I’m not really sure where to start with this book. I’m not really even totally sure how I feel about this book at all. This book was just awarded the Rooney Prize for Irish Literature, which is given out every year by Trinity College Dublin, which is where Caitriona Lally happens to work… as a janitor. I read an article about her and was intrigued. She got the idea for the book when she was unemployed after being laid off and spent her days roaming Dublin trying to figure out what to do with herself. That is a great idea for a book, and I checked and it was available at my library, so I gave it a shot. It was not what I was expecting, which isn’t necessarily a bad thing.
Vivian has inherited her Great Aunt Maude’s house. Before inheriting it she had lived there with Maude as her caretaker, but now that mean old Maude is gone, Vivian lives there alone. She is unemployed, she was laid off from her job and undetermined amount of time ago, but long enough that she has settled into some odd habits and a social worker is going to pay a visit soon to see about how she’s getting on with the job hunt. Vivian is also convinced she is a changeling, and spends most of her days going to the various places in Dublin that she thinks may contain magical doors that will let her return to the place she should be living.
That last sentence is the big crux. A lot of the reviews and the description indicate that Vivian is lonely and quirky. She is, but in reading the book it is quite clear that there are bigger things than that at play here and Vivian has some pretty serious mental issues that are not being dealt with. She is a hoarder, it sounds like Maude had some hoarding tendencies as well. Maude liked chairs, her entire house is full of them. So now, Vivian goes around sitting in all the chairs that can actually be sat in so none of them feel left out. The house is infested with mice, but Vivian doesn’t want to make them leave because mice are cute.

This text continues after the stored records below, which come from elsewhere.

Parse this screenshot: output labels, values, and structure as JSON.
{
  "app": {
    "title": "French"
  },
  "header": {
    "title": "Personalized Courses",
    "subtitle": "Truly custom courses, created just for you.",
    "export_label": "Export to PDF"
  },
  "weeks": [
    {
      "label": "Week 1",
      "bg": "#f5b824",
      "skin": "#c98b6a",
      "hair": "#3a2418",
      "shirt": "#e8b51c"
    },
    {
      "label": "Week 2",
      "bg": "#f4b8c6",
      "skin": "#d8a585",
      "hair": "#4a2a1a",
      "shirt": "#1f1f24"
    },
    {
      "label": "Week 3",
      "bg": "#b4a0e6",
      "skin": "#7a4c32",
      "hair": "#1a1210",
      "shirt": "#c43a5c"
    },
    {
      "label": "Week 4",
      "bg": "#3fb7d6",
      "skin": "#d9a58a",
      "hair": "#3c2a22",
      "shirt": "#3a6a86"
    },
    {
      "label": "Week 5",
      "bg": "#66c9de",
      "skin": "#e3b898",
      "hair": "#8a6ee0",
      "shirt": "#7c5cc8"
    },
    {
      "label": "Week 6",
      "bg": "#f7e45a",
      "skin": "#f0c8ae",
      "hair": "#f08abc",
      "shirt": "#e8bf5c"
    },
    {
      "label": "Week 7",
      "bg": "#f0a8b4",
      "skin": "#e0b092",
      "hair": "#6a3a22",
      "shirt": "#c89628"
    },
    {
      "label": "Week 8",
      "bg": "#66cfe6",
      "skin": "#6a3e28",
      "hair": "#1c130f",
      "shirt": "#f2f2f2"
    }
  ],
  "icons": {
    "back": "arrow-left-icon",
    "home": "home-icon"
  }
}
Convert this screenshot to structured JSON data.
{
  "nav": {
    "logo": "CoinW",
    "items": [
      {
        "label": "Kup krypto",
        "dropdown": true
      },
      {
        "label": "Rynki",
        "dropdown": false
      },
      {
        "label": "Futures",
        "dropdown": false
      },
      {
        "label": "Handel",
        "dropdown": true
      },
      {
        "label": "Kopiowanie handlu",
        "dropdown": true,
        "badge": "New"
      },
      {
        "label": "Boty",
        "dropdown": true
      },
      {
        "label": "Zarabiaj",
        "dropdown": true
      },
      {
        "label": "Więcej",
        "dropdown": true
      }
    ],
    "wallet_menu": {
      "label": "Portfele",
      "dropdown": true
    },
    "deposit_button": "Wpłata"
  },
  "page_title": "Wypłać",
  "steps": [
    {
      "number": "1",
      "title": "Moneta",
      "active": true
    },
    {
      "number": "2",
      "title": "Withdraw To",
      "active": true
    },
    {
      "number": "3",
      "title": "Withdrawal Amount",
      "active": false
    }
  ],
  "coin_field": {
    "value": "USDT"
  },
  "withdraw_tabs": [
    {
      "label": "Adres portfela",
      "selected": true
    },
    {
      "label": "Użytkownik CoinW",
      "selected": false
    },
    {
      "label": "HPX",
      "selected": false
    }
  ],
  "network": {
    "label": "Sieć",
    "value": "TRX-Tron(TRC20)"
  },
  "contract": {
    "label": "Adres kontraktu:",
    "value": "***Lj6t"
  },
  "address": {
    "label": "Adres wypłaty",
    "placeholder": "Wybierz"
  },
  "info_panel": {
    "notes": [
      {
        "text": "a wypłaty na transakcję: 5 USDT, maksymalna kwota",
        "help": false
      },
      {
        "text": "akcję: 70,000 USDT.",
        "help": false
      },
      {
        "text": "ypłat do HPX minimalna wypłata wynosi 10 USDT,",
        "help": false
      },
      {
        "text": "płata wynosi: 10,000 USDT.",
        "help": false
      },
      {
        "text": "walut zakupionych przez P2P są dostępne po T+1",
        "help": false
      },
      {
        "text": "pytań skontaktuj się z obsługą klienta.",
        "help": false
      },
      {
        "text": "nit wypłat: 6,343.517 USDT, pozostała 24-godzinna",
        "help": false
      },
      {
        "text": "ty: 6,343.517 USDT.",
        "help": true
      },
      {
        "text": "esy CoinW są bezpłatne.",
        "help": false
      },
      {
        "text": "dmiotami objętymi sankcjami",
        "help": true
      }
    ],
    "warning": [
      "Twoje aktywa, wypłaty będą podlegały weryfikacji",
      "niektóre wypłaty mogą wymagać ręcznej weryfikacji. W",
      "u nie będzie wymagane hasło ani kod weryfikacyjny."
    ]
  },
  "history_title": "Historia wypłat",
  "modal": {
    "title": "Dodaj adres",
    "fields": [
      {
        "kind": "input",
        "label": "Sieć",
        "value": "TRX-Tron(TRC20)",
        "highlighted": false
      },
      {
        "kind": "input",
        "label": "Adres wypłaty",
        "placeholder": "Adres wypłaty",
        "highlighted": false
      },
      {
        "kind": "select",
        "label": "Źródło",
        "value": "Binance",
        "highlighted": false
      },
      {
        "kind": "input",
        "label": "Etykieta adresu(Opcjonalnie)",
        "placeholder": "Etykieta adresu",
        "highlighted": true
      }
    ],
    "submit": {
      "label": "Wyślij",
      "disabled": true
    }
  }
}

Vivian does not like to smell like soap, she wants to smell like herself, and she wants her house to smell like her, so she doesn’t bathe or clean unless absolutely required to. When she gets nervous, she counts her fingers and repeats “safe, safe, safe” to herself. Vivian is not being glib or hyperbolic when she says she thinks she’s a changeling. She literally means it and actively tries to “cross over.”
Part of what makes this book tricky is that it is totally first person from Vivian’s perspective. Unreliable narrator doesn’t even begin to cover it with Vivian. We have all ended up sitting next to Vivian on the bus at some point. She seems average enough at first, but then you notice that her clothes really don’t match… and she has really strong BO… and then she looks at you and says something just a little too weird. You aren’t afraid of her, but you know that things are not quite right. This book comes from inside that person’s head. Vivian knows she isn’t good at conversations, so she makes lists of topics and plans out things to say to other people and then tries to interject it at any opportunity, like at one point she tries to come up with “bus conversation.” Or she decides to only eat blue food, when the cashier asks if it’s for her son’s birthday, she panics and basically tells the woman that her wheelchair bound son is home alone while she goes shopping.
Vivian is very lonely, that is clear. She is also not functioning well. She needs assistance, major medical and social intervention. One thing I think this book does very does well, you can see how she’s just together enough to slip through the cracks and not get the help she very desperately needs. She isn’t really a danger to anyone, but she is very clearly foundering and I finished this book really worried for her. I don’t want to use words like “normal,” and I think part of what is going on with Vivian is the fact that she really isn’t what most of us would call “normal,” but that isn’t the real problem. Being atypical is not a problem. Ending up in a place where you are so alienated from the world you live in that you can’t really function beyond the most basic ways is the problem. But where is the line?
At one point, she decides she wants a friend named Penelope, so she puts an ad on a tree asking for a Penelope who needs a friend to call her. This is how she meets pretty much her only friend, Penelope, who is just as odd as Vivian.It’s clear that Penelope is a good person, and has a lot of issue, just like Vivian, and in a lot of ways it’s really good they find each other.
We get insinuations that Vivian was pretty brutally abused when she was a child. She has an older sister named Vivian, who she has a pretty tenuous relationship with. Yes, her sister is also named Vivian. Their parents did that on purpose, as well as telling narrator Vivian that she was a changeling and other glossed over things that, when you stop to think about it, are really not great. Sister Vivian gets a bit of a short shrift here. She’s pretty harsh to her sister, but at the same time she’s really the only person who is seeing the reality here, and while it’s clear sister Vivian has reached the end of her rope, she won’t cut out her sister, she still visits and takes her phone calls and does what she can, even if she loses her temper pretty quickly. I think I had quite a bit of sympathy for Vivian’s sister, it’s very hard to watch a family member go through something like this and not really know what to do.
All that said, I liked Vivian and I think I liked this book, even if it really made me uncomfortable at times. It did make me really very uncomfortable at times, which is where a lot of my ambiguity with this book comes from. It is really fabulously written, though, which is especially important when you’re going to jump in to a topic like this. I don’t think I would have made it to the end if the writing weren’t such high quality.